▶ **What is needed**: Output the entire listing that follows verbatim.

▶ **Supplied data**:

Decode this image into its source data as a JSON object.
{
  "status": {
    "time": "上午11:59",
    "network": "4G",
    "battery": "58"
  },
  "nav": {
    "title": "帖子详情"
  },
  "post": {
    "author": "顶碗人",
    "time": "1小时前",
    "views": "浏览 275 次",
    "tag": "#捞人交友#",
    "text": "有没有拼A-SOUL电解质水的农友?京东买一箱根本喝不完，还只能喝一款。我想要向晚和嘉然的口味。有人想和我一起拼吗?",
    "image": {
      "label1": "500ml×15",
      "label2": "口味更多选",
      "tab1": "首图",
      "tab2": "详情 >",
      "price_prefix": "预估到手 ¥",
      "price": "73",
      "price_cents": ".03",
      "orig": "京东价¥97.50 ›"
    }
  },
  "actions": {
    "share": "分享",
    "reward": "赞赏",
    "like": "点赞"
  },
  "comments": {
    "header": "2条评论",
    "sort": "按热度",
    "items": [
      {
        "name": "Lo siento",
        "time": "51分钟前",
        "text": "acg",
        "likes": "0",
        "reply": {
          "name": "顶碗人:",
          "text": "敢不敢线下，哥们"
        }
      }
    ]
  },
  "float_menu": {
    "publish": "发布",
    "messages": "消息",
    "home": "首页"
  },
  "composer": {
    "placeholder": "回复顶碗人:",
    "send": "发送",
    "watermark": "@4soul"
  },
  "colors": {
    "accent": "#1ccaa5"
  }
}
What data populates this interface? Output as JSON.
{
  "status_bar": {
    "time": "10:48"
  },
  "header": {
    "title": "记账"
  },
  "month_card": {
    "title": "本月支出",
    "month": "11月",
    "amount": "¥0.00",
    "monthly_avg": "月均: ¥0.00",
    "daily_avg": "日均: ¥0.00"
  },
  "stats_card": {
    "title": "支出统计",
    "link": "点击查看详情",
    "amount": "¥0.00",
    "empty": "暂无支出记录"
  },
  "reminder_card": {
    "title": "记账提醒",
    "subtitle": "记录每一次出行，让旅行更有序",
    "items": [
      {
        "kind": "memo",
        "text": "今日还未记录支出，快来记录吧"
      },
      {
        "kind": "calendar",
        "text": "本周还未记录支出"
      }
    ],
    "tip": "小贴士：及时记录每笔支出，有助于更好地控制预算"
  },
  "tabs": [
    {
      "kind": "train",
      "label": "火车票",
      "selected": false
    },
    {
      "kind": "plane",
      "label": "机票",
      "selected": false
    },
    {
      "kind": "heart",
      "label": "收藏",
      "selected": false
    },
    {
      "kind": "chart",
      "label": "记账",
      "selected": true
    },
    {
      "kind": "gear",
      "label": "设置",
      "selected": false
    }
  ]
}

▶ **Response to this task**:
Decode this image into its source data as a JSON object.
{
  "status": {
    "time": "上午11:59",
    "network": "4G",
    "battery": "58"
  },
  "nav": {
    "title": "帖子详情"
  },
  "post": {
    "author": "顶碗人",
    "time": "1小时前",
    "views": "浏览 275 次",
    "tag": "#捞人交友#",
    "text": "有没有拼A-SOUL电解质水的农友?京东买一箱根本喝不完，还只能喝一款。我想要向晚和嘉然的口味。有人想和我一起拼吗?",
    "image": {
      "label1": "500ml×15",
      "label2": "口味更多选",
      "tab1": "首图",
      "tab2": "详情 >",
      "price_prefix": "预估到手 ¥",
      "price": "73",
      "price_cents": ".03",
      "orig": "京东价¥97.50 ›"
    }
  },
  "actions": {
    "share": "分享",
    "reward": "赞赏",
    "like": "点赞"
  },
  "comments": {
    "header": "2条评论",
    "sort": "按热度",
    "items": [
      {
        "name": "Lo siento",
        "time": "51分钟前",
        "text": "acg",
        "likes": "0",
        "reply": {
          "name": "顶碗人:",
          "text": "敢不敢线下，哥们"
        }
      }
    ]
  },
  "float_menu": {
    "publish": "发布",
    "messages": "消息",
    "home": "首页"
  },
  "composer": {
    "placeholder": "回复顶碗人:",
    "send": "发送",
    "watermark": "@4soul"
  },
  "colors": {
    "accent": "#1ccaa5"
  }
}
What data populates this interface? Output as JSON.
{
  "status_bar": {
    "time": "10:48"
  },
  "header": {
    "title": "记账"
  },
  "month_card": {
    "title": "本月支出",
    "month": "11月",
    "amount": "¥0.00",
    "monthly_avg": "月均: ¥0.00",
    "daily_avg": "日均: ¥0.00"
  },
  "stats_card": {
    "title": "支出统计",
    "link": "点击查看详情",
    "amount": "¥0.00",
    "empty": "暂无支出记录"
  },
  "reminder_card": {
    "title": "记账提醒",
    "subtitle": "记录每一次出行，让旅行更有序",
    "items": [
      {
        "kind": "memo",
        "text": "今日还未记录支出，快来记录吧"
      },
      {
        "kind": "calendar",
        "text": "本周还未记录支出"
      }
    ],
    "tip": "小贴士：及时记录每笔支出，有助于更好地控制预算"
  },
  "tabs": [
    {
      "kind": "train",
      "label": "火车票",
      "selected": false
    },
    {
      "kind": "plane",
      "label": "机票",
      "selected": false
    },
    {
      "kind": "heart",
      "label": "收藏",
      "selected": false
    },
    {
      "kind": "chart",
      "label": "记账",
      "selected": true
    },
    {
      "kind": "gear",
      "label": "设置",
      "selected": false
    }
  ]
}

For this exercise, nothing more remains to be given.